VISUAL ARTS REVIEW: The Strange World of Albrecht Dürer at The Clark
The Strange World of Albrecht Dürer
Through March 13
255 South St.
Reviewed by Lesley Ann Beck
Demons and devils, seraphim, soldiers, servants, and saints, and an array of animals from farmyard to forest can all be found in the expressive works of Albrecht Dürer (1471-1528), the great German artist. Seventy-five pieces, selected from The Clark’s seldom-seen collection of more than three hundred Dürer prints, comprise the exhibition The Strange World of Albrecht Dürer, which offers viewers a window into the turbulent world of the sixteenth century, when enormous changes in politics, religion, the arts, and technology triggered Dürer’s expansive imagination.
This fascinating show, on view at The Clark through March 13, is a terrific opportunity to see many of Dürer’s prints in their original size, which is essential to fully appreciate the masterful technique not only in the print-making but in the meticulous draftsmanship. Racks of magnifying glasses are provided in the galleries to further enable close study of these wonderful works.
Spending time with the prints of Dürer is instructive on many levels. Minute details of sixteenth-century clothing, from the peasantry to the wealthy, can be studied, as well as armor and weaponry of the period. The European landscape of Dürer’s day is portrayed as well, punctuated with an array of structures and buildings that display carpentry techniques and architectural styles of the time. Dürer’s drawing ability was superb and he was a master of composition as well. His portrayals of horses are magnificent; and he managed a creditable rhinoceros without ever having seen one in person. The monsters and beasts he created are endlessly fascinating. He depicts human beings with compassion and feeling; the range of emotion in the body language and facial expressions is wide and evocative. And of course, the themes of suffering, redemption, mystery, faith, war and violence, and love continue to engage and enthrall viewers.
The first gallery offers fifteen woodcuts from The Apocalypse, based on the Book of Revelation in the Bible.

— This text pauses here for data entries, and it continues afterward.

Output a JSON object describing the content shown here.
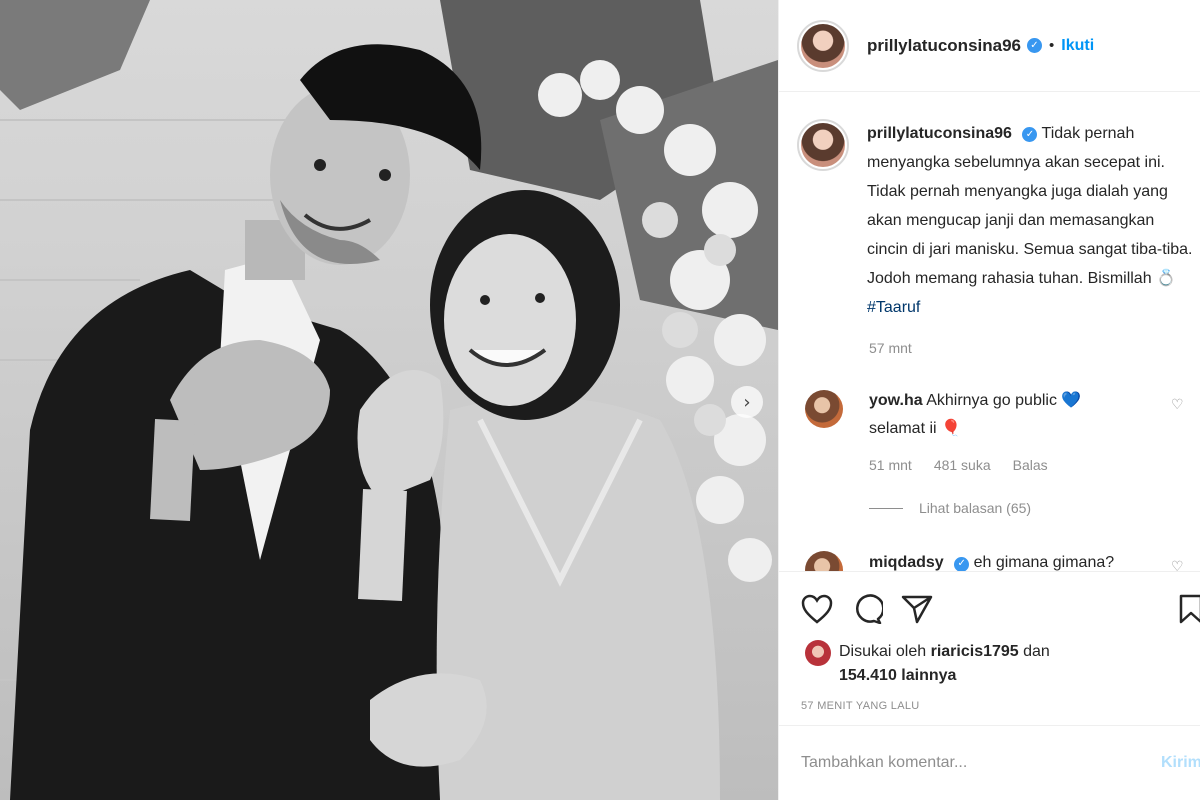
{
  "post": {
    "username": "prillylatuconsina96",
    "separator": "•",
    "follow_label": "Ikuti",
    "caption_parts": [
      "Tidak pernah menyangka sebelumnya akan secepat ini. Tidak pernah menyangka juga dialah yang akan mengucap janji dan memasangkan cincin di jari manisku. Semua sangat tiba-tiba. Jodoh memang rahasia tuhan. Bismillah ",
      "💍"
    ],
    "hashtag": "#Taaruf",
    "caption_time": "57 mnt"
  },
  "comments": [
    {
      "username": "yow.ha",
      "text": "Akhirnya go public ",
      "emoji": "💙",
      "text2": "selamat ii ",
      "emoji2": "🎈",
      "time": "51 mnt",
      "likes": "481 suka",
      "reply_label": "Balas",
      "view_replies": "Lihat balasan (65)"
    },
    {
      "username": "miqdadsy",
      "text": "eh gimana gimana?"
    }
  ],
  "likes": {
    "prefix": "Disukai oleh ",
    "user": "riaricis1795",
    "middle": " dan",
    "count": "154.410 lainnya"
  },
  "time_ago": "57 MENIT YANG LALU",
  "add_comment": {
    "placeholder": "Tambahkan komentar...",
    "post_label": "Kirim"
  },
  "icons": {
    "verified": "✓",
    "carousel_next": "›",
    "comment_like": "♡"
  },
  "colors": {
    "accent": "#0095f6",
    "verified": "#3897f0",
    "hashtag": "#00376b",
    "muted": "#8e8e8e"
  }
}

The images were originally published as a book, and a copy, lent by the Chapin Library, is on display. The second gallery is labeled War and Suffering, and includes woodcuts and engravings. Two panels titled Siege of a Fortress, dated 1527, are particularly interesting; they depict thousands of troops in the field, cavalry, infantry, and artillery, surrounding the fortress, giving insight into warfare as practiced in the sixteenth century.
The line quality and the amount of tiny detail in both the woodcuts and the engravings is amazing, considering that these works are five hundred years old, give or take a few years. It is interesting to compare the visual qualities of the different printing techniques; the engravings have a subtle beauty that is really breathtaking.
The third room contains the group of works titled Enigma, and includes symbolic and mysterious works such as Knight, Death, and the Devil and Melencolia I. The fourth area is labeled Symbolic Space and includes images from a 1511 series The Life of the Virgin. Finally, the last gallery includes images grouped under the title Gender Anxiety, with the 1497 print The Four Witches and the iconic Adam and Eve.
With all the compelling reasons to visit this exhibition, from the technical mastery to the historic content, there is also the subtle beauty of many of the images. The Strange World of Albrecht Dürer is a magnificent show, an important show, and it shouldn’t be missed.
Lesley Ann Beck, the managing editor of Berkshire Living magazine, reviews theater and the arts for www.berkshireliving.com.